▶ Work instruction:
Images excepted, the data below must be repeated exactly.

─── Exercise input

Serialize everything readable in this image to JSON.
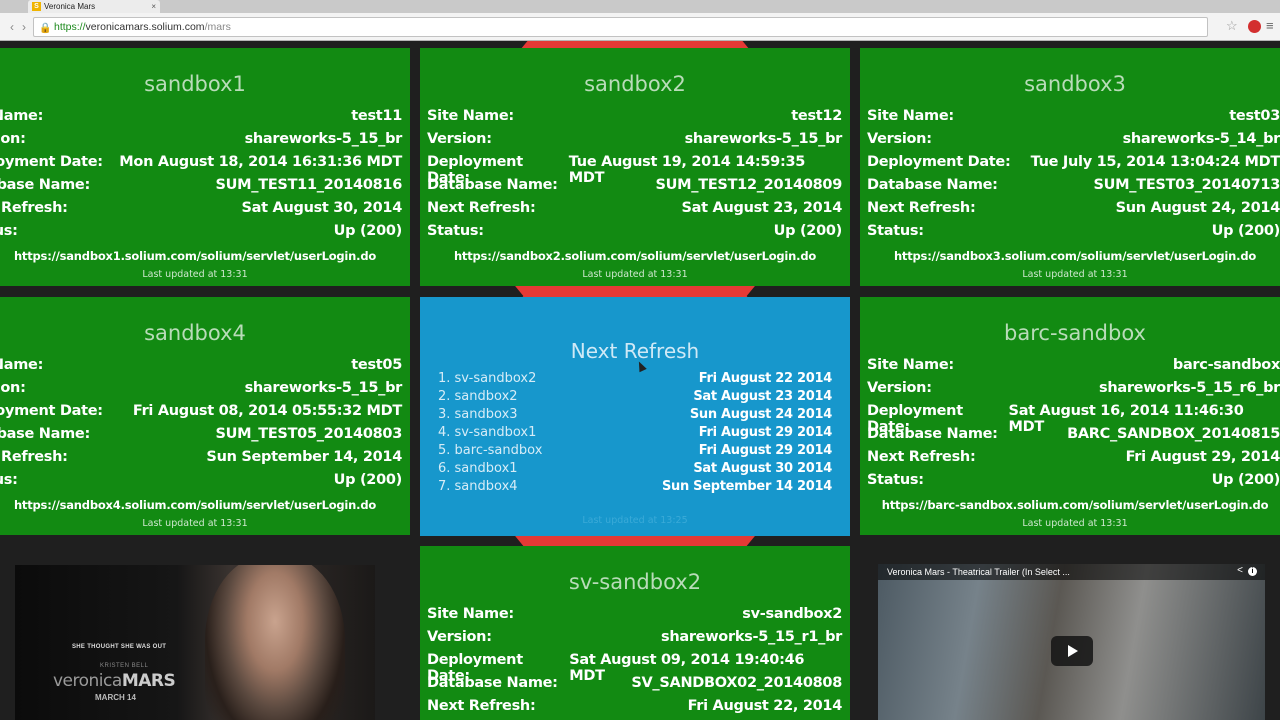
{
  "browser": {
    "tab_title": "Veronica Mars",
    "favicon_letter": "S",
    "tab_close": "×",
    "url_scheme": "https://",
    "url_host": "veronicamars.solium.com",
    "url_path": "/mars"
  },
  "labels": {
    "site_name": "Site Name:",
    "version": "Version:",
    "deployment_date": "Deployment Date:",
    "database_name": "Database Name:",
    "next_refresh": "Next Refresh:",
    "status": "Status:"
  },
  "sandboxes": [
    {
      "name": "sandbox1",
      "site_name": "test11",
      "version": "shareworks-5_15_br",
      "deployment_date": "Mon August 18, 2014 16:31:36 MDT",
      "database_name": "SUM_TEST11_20140816",
      "next_refresh": "Sat August 30, 2014",
      "status": "Up (200)",
      "url": "https://sandbox1.solium.com/solium/servlet/userLogin.do",
      "updated": "Last updated at 13:31",
      "label_site_name": "te Name:",
      "label_version": "ersion:",
      "label_deployment_date": "eployment Date:",
      "label_database_name": "atabase Name:",
      "label_next_refresh": "ext Refresh:",
      "label_status": "tatus:"
    },
    {
      "name": "sandbox2",
      "site_name": "test12",
      "version": "shareworks-5_15_br",
      "deployment_date": "Tue August 19, 2014 14:59:35 MDT",
      "database_name": "SUM_TEST12_20140809",
      "next_refresh": "Sat August 23, 2014",
      "status": "Up (200)",
      "url": "https://sandbox2.solium.com/solium/servlet/userLogin.do",
      "updated": "Last updated at 13:31"
    },
    {
      "name": "sandbox3",
      "site_name": "test03",
      "version": "shareworks-5_14_br",
      "deployment_date": "Tue July 15, 2014 13:04:24 MDT",
      "database_name": "SUM_TEST03_20140713",
      "next_refresh": "Sun August 24, 2014",
      "status": "Up (200)",
      "url": "https://sandbox3.solium.com/solium/servlet/userLogin.do",
      "updated": "Last updated at 13:31"
    },
    {
      "name": "sandbox4",
      "site_name": "test05",
      "version": "shareworks-5_15_br",
      "deployment_date": "Fri August 08, 2014 05:55:32 MDT",
      "database_name": "SUM_TEST05_20140803",
      "next_refresh": "Sun September 14, 2014",
      "status": "Up (200)",
      "url": "https://sandbox4.solium.com/solium/servlet/userLogin.do",
      "updated": "Last updated at 13:31",
      "label_site_name": "te Name:",
      "label_version": "ersion:",
      "label_deployment_date": "eployment Date:",
      "label_database_name": "atabase Name:",
      "label_next_refresh": "ext Refresh:",
      "label_status": "tatus:"
    },
    {
      "name": "barc-sandbox",
      "site_name": "barc-sandbox",
      "version": "shareworks-5_15_r6_br",
      "deployment_date": "Sat August 16, 2014 11:46:30 MDT",
      "database_name": "BARC_SANDBOX_20140815",
      "next_refresh": "Fri August 29, 2014",
      "status": "Up (200)",
      "url": "https://barc-sandbox.solium.com/solium/servlet/userLogin.do",
      "updated": "Last updated at 13:31"
    },
    {
      "name": "sv-sandbox2",
      "site_name": "sv-sandbox2",
      "version": "shareworks-5_15_r1_br",
      "deployment_date": "Sat August 09, 2014 19:40:46 MDT",
      "database_name": "SV_SANDBOX02_20140808",
      "next_refresh": "Fri August 22, 2014"
    }
  ],
  "refresh_panel": {
    "title": "Next Refresh",
    "items": [
      {
        "name": "1. sv-sandbox2",
        "date": "Fri August 22 2014"
      },
      {
        "name": "2. sandbox2",
        "date": "Sat August 23 2014"
      },
      {
        "name": "3. sandbox3",
        "date": "Sun August 24 2014"
      },
      {
        "name": "4. sv-sandbox1",
        "date": "Fri August 29 2014"
      },
      {
        "name": "5. barc-sandbox",
        "date": "Fri August 29 2014"
      },
      {
        "name": "6. sandbox1",
        "date": "Sat August 30 2014"
      },
      {
        "name": "7. sandbox4",
        "date": "Sun September 14 2014"
      }
    ],
    "updated": "Last updated at 13:25"
  },
  "poster": {
    "tagline": "SHE THOUGHT SHE WAS OUT",
    "actor": "KRISTEN BELL",
    "logo_light": "veronica",
    "logo_bold": "MARS",
    "date": "MARCH 14"
  },
  "video": {
    "title": "Veronica Mars - Theatrical Trailer (In Select ...",
    "share_icon": "<",
    "info_icon": "i"
  }
}
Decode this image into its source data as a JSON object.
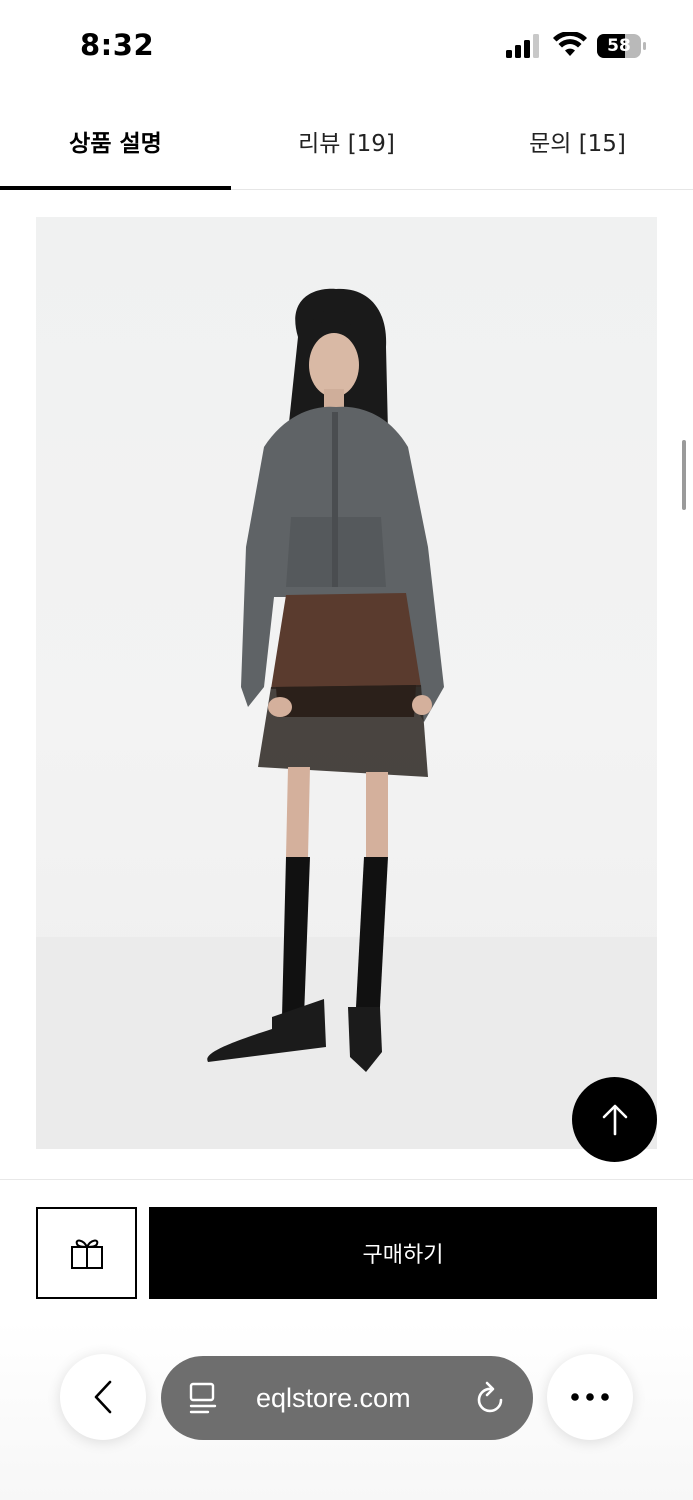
{
  "status_bar": {
    "time": "8:32",
    "battery_level": "58",
    "icons": [
      "signal-icon",
      "wifi-icon",
      "battery-icon"
    ]
  },
  "tabs": [
    {
      "label": "상품 설명",
      "active": true
    },
    {
      "label": "리뷰 [19]",
      "active": false
    },
    {
      "label": "문의 [15]",
      "active": false
    }
  ],
  "product": {
    "image_icon": "product-photo"
  },
  "actions": {
    "gift_icon": "gift-icon",
    "buy_label": "구매하기",
    "scroll_top_icon": "arrow-up-icon"
  },
  "browser": {
    "url": "eqlstore.com",
    "icons": [
      "chevron-left-icon",
      "reader-icon",
      "reload-icon",
      "more-icon"
    ]
  },
  "colors": {
    "primary": "#000000",
    "background": "#ffffff",
    "url_pill": "#6e6e6e"
  }
}
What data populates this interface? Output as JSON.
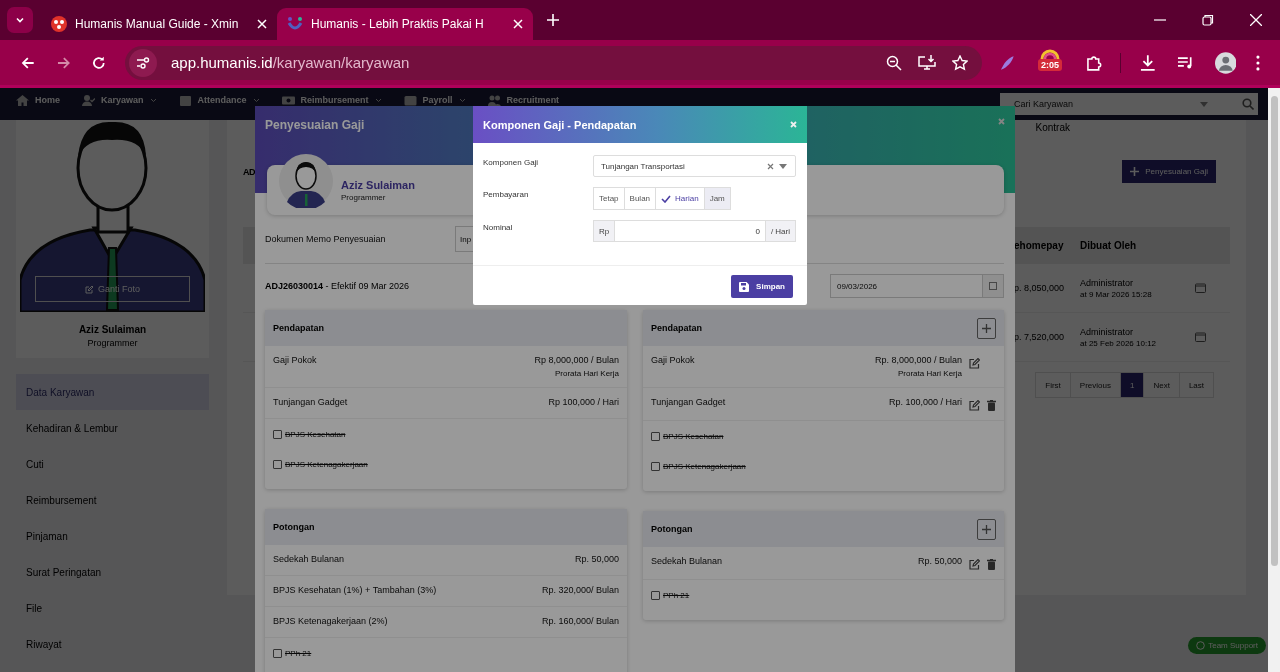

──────

▶ Result:
Serialize everything readable in this image to JSON.
{
  "browser": {
    "tab_title": "Veronica Mars",
    "favicon_letter": "S",
    "tab_close": "×",
    "url_scheme": "https://",
    "url_host": "veronicamars.solium.com",
    "url_path": "/mars"
  },
  "labels": {
    "site_name": "Site Name:",
    "version": "Version:",
    "deployment_date": "Deployment Date:",
    "database_name": "Database Name:",
    "next_refresh": "Next Refresh:",
    "status": "Status:"
  },
  "sandboxes": [
    {
      "name": "sandbox1",
      "site_name": "test11",
      "version": "shareworks-5_15_br",
      "deployment_date": "Mon August 18, 2014 16:31:36 MDT",
      "database_name": "SUM_TEST11_20140816",
      "next_refresh": "Sat August 30, 2014",
      "status": "Up (200)",
      "url": "https://sandbox1.solium.com/solium/servlet/userLogin.do",
      "updated": "Last updated at 13:31",
      "label_site_name": "te Name:",
      "label_version": "ersion:",
      "label_deployment_date": "eployment Date:",
      "label_database_name": "atabase Name:",
      "label_next_refresh": "ext Refresh:",
      "label_status": "tatus:"
    },
    {
      "name": "sandbox2",
      "site_name": "test12",
      "version": "shareworks-5_15_br",
      "deployment_date": "Tue August 19, 2014 14:59:35 MDT",
      "database_name": "SUM_TEST12_20140809",
      "next_refresh": "Sat August 23, 2014",
      "status": "Up (200)",
      "url": "https://sandbox2.solium.com/solium/servlet/userLogin.do",
      "updated": "Last updated at 13:31"
    },
    {
      "name": "sandbox3",
      "site_name": "test03",
      "version": "shareworks-5_14_br",
      "deployment_date": "Tue July 15, 2014 13:04:24 MDT",
      "database_name": "SUM_TEST03_20140713",
      "next_refresh": "Sun August 24, 2014",
      "status": "Up (200)",
      "url": "https://sandbox3.solium.com/solium/servlet/userLogin.do",
      "updated": "Last updated at 13:31"
    },
    {
      "name": "sandbox4",
      "site_name": "test05",
      "version": "shareworks-5_15_br",
      "deployment_date": "Fri August 08, 2014 05:55:32 MDT",
      "database_name": "SUM_TEST05_20140803",
      "next_refresh": "Sun September 14, 2014",
      "status": "Up (200)",
      "url": "https://sandbox4.solium.com/solium/servlet/userLogin.do",
      "updated": "Last updated at 13:31",
      "label_site_name": "te Name:",
      "label_version": "ersion:",
      "label_deployment_date": "eployment Date:",
      "label_database_name": "atabase Name:",
      "label_next_refresh": "ext Refresh:",
      "label_status": "tatus:"
    },
    {
      "name": "barc-sandbox",
      "site_name": "barc-sandbox",
      "version": "shareworks-5_15_r6_br",
      "deployment_date": "Sat August 16, 2014 11:46:30 MDT",
      "database_name": "BARC_SANDBOX_20140815",
      "next_refresh": "Fri August 29, 2014",
      "status": "Up (200)",
      "url": "https://barc-sandbox.solium.com/solium/servlet/userLogin.do",
      "updated": "Last updated at 13:31"
    },
    {
      "name": "sv-sandbox2",
      "site_name": "sv-sandbox2",
      "version": "shareworks-5_15_r1_br",
      "deployment_date": "Sat August 09, 2014 19:40:46 MDT",
      "database_name": "SV_SANDBOX02_20140808",
      "next_refresh": "Fri August 22, 2014"
    }
  ],
  "refresh_panel": {
    "title": "Next Refresh",
    "items": [
      {
        "name": "1. sv-sandbox2",
        "date": "Fri August 22 2014"
      },
      {
        "name": "2. sandbox2",
        "date": "Sat August 23 2014"
      },
      {
        "name": "3. sandbox3",
        "date": "Sun August 24 2014"
      },
      {
        "name": "4. sv-sandbox1",
        "date": "Fri August 29 2014"
      },
      {
        "name": "5. barc-sandbox",
        "date": "Fri August 29 2014"
      },
      {
        "name": "6. sandbox1",
        "date": "Sat August 30 2014"
      },
      {
        "name": "7. sandbox4",
        "date": "Sun September 14 2014"
      }
    ],
    "updated": "Last updated at 13:25"
  },
  "poster": {
    "tagline": "SHE THOUGHT SHE WAS OUT",
    "actor": "KRISTEN BELL",
    "logo_light": "veronica",
    "logo_bold": "MARS",
    "date": "MARCH 14"
  },
  "video": {
    "title": "Veronica Mars - Theatrical Trailer (In Select ...",
    "share_icon": "<",
    "info_icon": "i"
  }
}
Decode this image into its source data as a JSON object.
{
  "status_bar": {
    "time": "8:32",
    "battery_level": "58",
    "icons": [
      "signal-icon",
      "wifi-icon",
      "battery-icon"
    ]
  },
  "tabs": [
    {
      "label": "상품 설명",
      "active": true
    },
    {
      "label": "리뷰 [19]",
      "active": false
    },
    {
      "label": "문의 [15]",
      "active": false
    }
  ],
  "product": {
    "image_icon": "product-photo"
  },
  "actions": {
    "gift_icon": "gift-icon",
    "buy_label": "구매하기",
    "scroll_top_icon": "arrow-up-icon"
  },
  "browser": {
    "url": "eqlstore.com",
    "icons": [
      "chevron-left-icon",
      "reader-icon",
      "reload-icon",
      "more-icon"
    ]
  },
  "colors": {
    "primary": "#000000",
    "background": "#ffffff",
    "url_pill": "#6e6e6e"
  }
}
What data populates this interface? Output as JSON.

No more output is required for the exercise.